1.1. Does the US have one substantive enemy on the international stage other than ones we have earned by supporting state terror in opposition to liberty and justice for all? [See Wikiversity, “Winning the War on Terror” for documentation that the military is the least effective means of reducing terrorism, and more Americans die in an average year drowning in bathtubs, hot tubs and spas than have succumbed to terrorism, except for the single year 2001. Thus, we are shredding the US Bill of Rights to protect us from a threat that is less of a problem than bathtubs.]

1.2. The increase in income equality since 1970 suggests that the many things the government has done over those years to identify and reward “job creators” has not benefited the poor and middle class. (A plot of the evolution of income inequality shows that the average annual income in the US, Gross Domestic Product per capita adjusted for inflation, doubled in the 40 years between 1973 and 2013 but the median family income increased only 23%.)

  1. Regarding government regulation, Republicans in Congress seem to say that:
    2.1. The only penalty for killing your customers should be the loss of repeat business.
    2.2. The only penalty for killing your employees should be increased difficulty in hiring and training.
    2.3. The only penalty for killing your neighbors should be the loss of repeat business and increased difficulty in hiring and training. (Spencer Graves)

Works Cited

Bell, Kay and Tina Orem. “Estate Tax: Definition, Tax Rates, and Who Pays in 2020.” Nerd Wallet. 2020.

Blumberg, Antonia. “How Contraception Became a ‘Religious Liberty’ Issue.” The Huffington Post. 2017.

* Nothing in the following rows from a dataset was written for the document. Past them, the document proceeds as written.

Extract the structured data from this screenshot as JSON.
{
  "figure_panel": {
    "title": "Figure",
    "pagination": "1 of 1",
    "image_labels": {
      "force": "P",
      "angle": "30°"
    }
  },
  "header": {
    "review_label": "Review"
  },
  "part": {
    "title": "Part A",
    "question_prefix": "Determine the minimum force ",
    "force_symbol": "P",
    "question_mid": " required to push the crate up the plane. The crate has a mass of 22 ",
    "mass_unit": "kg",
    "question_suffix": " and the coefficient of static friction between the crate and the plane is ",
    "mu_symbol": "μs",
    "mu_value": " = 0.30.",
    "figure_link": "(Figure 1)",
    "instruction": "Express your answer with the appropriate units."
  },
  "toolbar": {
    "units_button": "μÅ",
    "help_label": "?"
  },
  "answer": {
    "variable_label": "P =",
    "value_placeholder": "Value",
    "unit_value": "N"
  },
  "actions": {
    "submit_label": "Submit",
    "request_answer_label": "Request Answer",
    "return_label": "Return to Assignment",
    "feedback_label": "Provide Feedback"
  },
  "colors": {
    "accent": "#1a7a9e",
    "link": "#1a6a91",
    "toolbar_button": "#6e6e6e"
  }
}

“Government.” Gallup. 2019
Lakoff, George. Whose Freedom?. Farrar, Straus and Giroux: New York, 2006.
Lakoff, George. Don’t Think of an Elephant. Chelsea Green: White River Junction, VT. (2004).
Margolin, Emma. “Tennessee Enacts ‘Religious Freedom’ Measure.” MSNBC. 2016.

McCabe, Cynthia. “Obama Calls for $4 Billion in New Education Spending.” National Education Association (2019).

Moreau, Julie. “Can You be Fired for Being Gay? Answer Depends Largely on Where You Live.” NBC News. 2019.

“New Harris Poll Underlines Political Difficulty of Cutting Social Services.” Cision PR Newswire. 2011.

“Pay Equity and Discrimination.” Institute for Women’s Policy Research. 2020.

“Public Attitudes About Birth Control.” The Roper Center. 2015.

“Public Opinion on 15 Controversial and Divisive Issues.” The Harris Poll. 2011.

Silva, Derek. “Who Benefited Most from the Tax Cuts and Jobs Act?” Policy Genius. 2020.

Villarreal, Daniel. “69 Percent of Americans Want Medicare for All…” Newsweek. 2020.

New York Times Reports McClatchy Sale

The largest family-owned group of newspapers, McClatchy, which also owns the Kansas City Star, has been sold to a hedge fund company that also owns the National Enquirer one of Trump’s supporters.

“McClatchy, the publisher of The Miami Herald, The Kansas City Star, The Charlotte Observer and its flagship publication, The Sacramento Bee, filed for Chapter 11 bankruptcy protection in February. Chatham, an investor in the company since 2009, is its largest creditor. In recent months it put together the bid that has been declared the winner in a U.S. Bankruptcy Court auction supervised by Judge Michael E. Wiles, a McClatchy spokeswoman said on Sunday.